** Opening DATASET EXTRACT block **

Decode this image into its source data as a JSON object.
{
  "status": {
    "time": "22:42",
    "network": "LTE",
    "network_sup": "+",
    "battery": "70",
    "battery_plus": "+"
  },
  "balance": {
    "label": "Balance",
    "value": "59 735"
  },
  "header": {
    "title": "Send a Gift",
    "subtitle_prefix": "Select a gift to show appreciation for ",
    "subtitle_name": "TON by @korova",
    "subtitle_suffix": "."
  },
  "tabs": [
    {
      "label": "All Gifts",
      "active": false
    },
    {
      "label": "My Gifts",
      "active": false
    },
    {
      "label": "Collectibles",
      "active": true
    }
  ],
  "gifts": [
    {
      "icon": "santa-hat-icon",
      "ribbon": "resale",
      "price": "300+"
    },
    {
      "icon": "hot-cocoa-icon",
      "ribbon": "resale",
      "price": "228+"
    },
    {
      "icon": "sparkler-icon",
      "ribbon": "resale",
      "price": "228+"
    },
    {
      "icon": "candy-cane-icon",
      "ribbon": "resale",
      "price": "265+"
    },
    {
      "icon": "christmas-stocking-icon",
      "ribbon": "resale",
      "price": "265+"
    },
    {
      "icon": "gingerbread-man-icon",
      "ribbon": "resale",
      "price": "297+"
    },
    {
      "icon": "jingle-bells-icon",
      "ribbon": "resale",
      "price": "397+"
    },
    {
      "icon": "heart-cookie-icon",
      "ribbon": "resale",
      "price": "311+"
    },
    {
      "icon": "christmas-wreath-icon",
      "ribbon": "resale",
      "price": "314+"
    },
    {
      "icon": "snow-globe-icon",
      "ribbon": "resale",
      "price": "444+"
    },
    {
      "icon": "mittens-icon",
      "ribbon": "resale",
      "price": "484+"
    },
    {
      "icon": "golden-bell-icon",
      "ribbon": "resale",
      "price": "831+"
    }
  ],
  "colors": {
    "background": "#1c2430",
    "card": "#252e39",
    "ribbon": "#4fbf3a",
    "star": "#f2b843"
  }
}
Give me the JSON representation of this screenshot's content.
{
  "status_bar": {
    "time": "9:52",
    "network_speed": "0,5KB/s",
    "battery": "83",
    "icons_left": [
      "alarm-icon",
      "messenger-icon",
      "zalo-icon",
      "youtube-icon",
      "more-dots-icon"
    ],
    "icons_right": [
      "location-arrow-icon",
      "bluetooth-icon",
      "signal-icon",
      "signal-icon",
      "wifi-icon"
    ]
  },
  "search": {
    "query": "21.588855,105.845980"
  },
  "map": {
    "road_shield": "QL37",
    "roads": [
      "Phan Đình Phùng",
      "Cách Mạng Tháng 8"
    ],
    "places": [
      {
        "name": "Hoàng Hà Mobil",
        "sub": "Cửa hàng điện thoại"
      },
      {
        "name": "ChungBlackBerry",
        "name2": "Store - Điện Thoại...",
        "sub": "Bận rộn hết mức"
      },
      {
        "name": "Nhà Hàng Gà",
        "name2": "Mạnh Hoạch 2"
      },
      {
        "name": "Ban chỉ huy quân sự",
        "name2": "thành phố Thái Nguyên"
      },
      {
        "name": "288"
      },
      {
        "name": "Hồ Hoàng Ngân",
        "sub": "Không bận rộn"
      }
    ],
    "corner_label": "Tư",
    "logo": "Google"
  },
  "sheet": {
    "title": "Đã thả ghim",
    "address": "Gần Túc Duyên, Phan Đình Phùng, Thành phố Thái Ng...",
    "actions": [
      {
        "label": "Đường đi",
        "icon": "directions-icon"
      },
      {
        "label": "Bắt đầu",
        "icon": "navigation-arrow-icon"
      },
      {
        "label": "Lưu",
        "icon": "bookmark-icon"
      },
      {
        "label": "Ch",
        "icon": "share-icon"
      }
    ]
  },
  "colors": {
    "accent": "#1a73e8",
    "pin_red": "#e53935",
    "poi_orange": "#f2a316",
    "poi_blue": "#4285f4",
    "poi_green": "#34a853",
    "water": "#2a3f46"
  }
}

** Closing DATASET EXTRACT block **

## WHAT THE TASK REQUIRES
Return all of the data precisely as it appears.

## EXERCISE RESULT
Decode this image into its source data as a JSON object.
{
  "status": {
    "time": "22:42",
    "network": "LTE",
    "network_sup": "+",
    "battery": "70",
    "battery_plus": "+"
  },
  "balance": {
    "label": "Balance",
    "value": "59 735"
  },
  "header": {
    "title": "Send a Gift",
    "subtitle_prefix": "Select a gift to show appreciation for ",
    "subtitle_name": "TON by @korova",
    "subtitle_suffix": "."
  },
  "tabs": [
    {
      "label": "All Gifts",
      "active": false
    },
    {
      "label": "My Gifts",
      "active": false
    },
    {
      "label": "Collectibles",
      "active": true
    }
  ],
  "gifts": [
    {
      "icon": "santa-hat-icon",
      "ribbon": "resale",
      "price": "300+"
    },
    {
      "icon": "hot-cocoa-icon",
      "ribbon": "resale",
      "price": "228+"
    },
    {
      "icon": "sparkler-icon",
      "ribbon": "resale",
      "price": "228+"
    },
    {
      "icon": "candy-cane-icon",
      "ribbon": "resale",
      "price": "265+"
    },
    {
      "icon": "christmas-stocking-icon",
      "ribbon": "resale",
      "price": "265+"
    },
    {
      "icon": "gingerbread-man-icon",
      "ribbon": "resale",
      "price": "297+"
    },
    {
      "icon": "jingle-bells-icon",
      "ribbon": "resale",
      "price": "397+"
    },
    {
      "icon": "heart-cookie-icon",
      "ribbon": "resale",
      "price": "311+"
    },
    {
      "icon": "christmas-wreath-icon",
      "ribbon": "resale",
      "price": "314+"
    },
    {
      "icon": "snow-globe-icon",
      "ribbon": "resale",
      "price": "444+"
    },
    {
      "icon": "mittens-icon",
      "ribbon": "resale",
      "price": "484+"
    },
    {
      "icon": "golden-bell-icon",
      "ribbon": "resale",
      "price": "831+"
    }
  ],
  "colors": {
    "background": "#1c2430",
    "card": "#252e39",
    "ribbon": "#4fbf3a",
    "star": "#f2b843"
  }
}
Give me the JSON representation of this screenshot's content.
{
  "status_bar": {
    "time": "9:52",
    "network_speed": "0,5KB/s",
    "battery": "83",
    "icons_left": [
      "alarm-icon",
      "messenger-icon",
      "zalo-icon",
      "youtube-icon",
      "more-dots-icon"
    ],
    "icons_right": [
      "location-arrow-icon",
      "bluetooth-icon",
      "signal-icon",
      "signal-icon",
      "wifi-icon"
    ]
  },
  "search": {
    "query": "21.588855,105.845980"
  },
  "map": {
    "road_shield": "QL37",
    "roads": [
      "Phan Đình Phùng",
      "Cách Mạng Tháng 8"
    ],
    "places": [
      {
        "name": "Hoàng Hà Mobil",
        "sub": "Cửa hàng điện thoại"
      },
      {
        "name": "ChungBlackBerry",
        "name2": "Store - Điện Thoại...",
        "sub": "Bận rộn hết mức"
      },
      {
        "name": "Nhà Hàng Gà",
        "name2": "Mạnh Hoạch 2"
      },
      {
        "name": "Ban chỉ huy quân sự",
        "name2": "thành phố Thái Nguyên"
      },
      {
        "name": "288"
      },
      {
        "name": "Hồ Hoàng Ngân",
        "sub": "Không bận rộn"
      }
    ],
    "corner_label": "Tư",
    "logo": "Google"
  },
  "sheet": {
    "title": "Đã thả ghim",
    "address": "Gần Túc Duyên, Phan Đình Phùng, Thành phố Thái Ng...",
    "actions": [
      {
        "label": "Đường đi",
        "icon": "directions-icon"
      },
      {
        "label": "Bắt đầu",
        "icon": "navigation-arrow-icon"
      },
      {
        "label": "Lưu",
        "icon": "bookmark-icon"
      },
      {
        "label": "Ch",
        "icon": "share-icon"
      }
    ]
  },
  "colors": {
    "accent": "#1a73e8",
    "pin_red": "#e53935",
    "poi_orange": "#f2a316",
    "poi_blue": "#4285f4",
    "poi_green": "#34a853",
    "water": "#2a3f46"
  }
}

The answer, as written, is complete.